During the death march that followed the surrender of Bataan, Taylor suffered many beatings and calculated torture for his attempts to alleviate the suffering of other POWs. At Cabanatuan, the largest of the POW compounds, the inspirational Taylor soon became the best known and respected of the officers. He volunteered for duty in the worst of all areas, the hospital, where the average life of a patient was 19 days. Many men could have been saved if the Japanese had provided a minimum of medication, of which they had ample supplies.

Taylor devised a plan for getting medical supplies from Philippine guerrillas and smuggling them into camp--an offense punishable by death. The plan was carried out largely by a corporal who was assigned work at railroad yards near the camp. The supplies could be obtained by Clara Phillips, an American woman who had contacts with the guerrillas. As medication began to filter into the camp, the death rate among patients declined drastically.

Eventually the smuggling operation was exposed. Phillips was sentenced to life imprisonment and several participants were executed. Taylor was threatened with immediate death by the brutal camp commandant, Captain Suzuki, then confined in a "heat box"--a four-by-five-foot cage placed in the blazing sun--where he was expected to die. With barely enough food and water to keep him alive in the pest-infested cage, Taylor survived the box for nine weeks. His example encouraged others in the boxes to not give up. Near death, Taylor was moved to the hospital to die. Against all odds, he survived.

A new and more humane commandant replaced Suzuki. Conditions began to improve, in part due to Taylor's influence over the new man. In October 1944, the Japanese ordered all American officers at Cabanatuan to be shipped to Japan. The Americans now were within 200 miles of Manila. Defeat stared Japan in the face. Some 1,600 officers were moved to Manila, where they were held nearly two months while the enemy assembled a convoy to take them and others to Japan.

Early in December, the hottest and driest month in the Philippines, the men were marched to the docks. The 1,619 from Cabanatuan were assigned to Oryoku Maru, which once had been a luxury liner. The men were forced into the ship's three sweltering, unventilated holds. About two square feet of space was available for each man. There were no sanitary facilities. The first night, 30 men died in just one of the holds.

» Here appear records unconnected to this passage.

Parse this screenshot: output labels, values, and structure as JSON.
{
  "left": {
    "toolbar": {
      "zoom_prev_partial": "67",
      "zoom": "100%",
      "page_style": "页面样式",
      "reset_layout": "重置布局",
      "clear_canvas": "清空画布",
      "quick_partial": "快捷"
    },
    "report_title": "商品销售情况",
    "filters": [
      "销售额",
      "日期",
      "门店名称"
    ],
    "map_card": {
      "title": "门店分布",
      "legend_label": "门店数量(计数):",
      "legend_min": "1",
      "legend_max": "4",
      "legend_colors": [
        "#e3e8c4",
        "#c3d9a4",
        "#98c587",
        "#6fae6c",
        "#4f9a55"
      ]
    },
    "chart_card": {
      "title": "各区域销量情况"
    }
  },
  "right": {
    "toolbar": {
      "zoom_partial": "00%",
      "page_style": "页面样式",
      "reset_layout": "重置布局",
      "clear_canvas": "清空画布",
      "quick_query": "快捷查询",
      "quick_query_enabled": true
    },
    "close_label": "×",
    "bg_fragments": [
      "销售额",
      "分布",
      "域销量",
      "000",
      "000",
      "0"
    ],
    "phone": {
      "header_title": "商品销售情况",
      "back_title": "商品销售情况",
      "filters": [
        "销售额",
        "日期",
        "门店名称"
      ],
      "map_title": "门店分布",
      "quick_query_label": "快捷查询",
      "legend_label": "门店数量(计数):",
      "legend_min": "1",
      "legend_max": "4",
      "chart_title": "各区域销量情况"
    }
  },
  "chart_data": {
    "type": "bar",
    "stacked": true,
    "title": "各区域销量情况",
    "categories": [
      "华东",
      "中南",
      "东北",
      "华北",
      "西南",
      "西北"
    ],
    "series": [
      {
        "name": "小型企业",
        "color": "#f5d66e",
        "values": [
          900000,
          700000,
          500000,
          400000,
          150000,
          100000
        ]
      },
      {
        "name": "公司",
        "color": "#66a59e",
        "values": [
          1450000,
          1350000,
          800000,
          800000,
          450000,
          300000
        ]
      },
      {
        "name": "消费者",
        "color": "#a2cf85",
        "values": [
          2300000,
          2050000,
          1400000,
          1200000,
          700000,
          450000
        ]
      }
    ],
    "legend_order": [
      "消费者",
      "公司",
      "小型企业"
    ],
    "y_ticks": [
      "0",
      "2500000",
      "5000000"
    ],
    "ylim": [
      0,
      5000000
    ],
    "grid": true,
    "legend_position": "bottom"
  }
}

After an attack on the convoy by US bombers whose crews did not know there were Americans aboard, only Oryoku Maru survived and it was anchored in Subic Bay. The next morning it was bombed and left sinking. Taylor was severely wounded but continued to help others out of the doomed vessel. As those who could swim neared the shore, Japanese troops opened fire on them, killing many.

Jammed into a succession of equally crowded, unsanitary hulks, and with the barest minimum of food and water, the officers from Cabanatuan finally reached Japan on Jan. 30 in freezing weather for which they were not clothed. Only 400 of the original 1,619 survived the horrible experience in the "hell ships," as they became known. Throughout the long months at Cabanatuan and the terrible voyage to Japan, Taylor never ceased to encourage hope among the POWs and to enlighten their spiritual lives.

When Taylor regained some strength as his wounds healed, he was assigned to work in the coal mines at Fukuoka. Soon formations of B-29s began to fill the skies of Japan. For that country, the war clearly was lost. The POWs were moved to Manchuria until the war ended. Only two chaplains who were aboard the hell ships survived.

After the war, Taylor remained in the Air Force. He was assigned to wing and command chaplain posts at several US bases and ultimately was named Air Force chief of chaplains with the rank of major general. On his retirement in 1966, he returned to his native Texas to continue a life of service. Throughout his years that were marked by the horrors of war and by great personal suffering, he never lost the faith that sustained him and that he engendered in those whose lives he touched. He and the many chaplains who have devoted their lives to the service of others are a part of the Air Force tradition of valor.

Published January 1998. For presentation on this web site, some Valor articles have been amended for accuracy.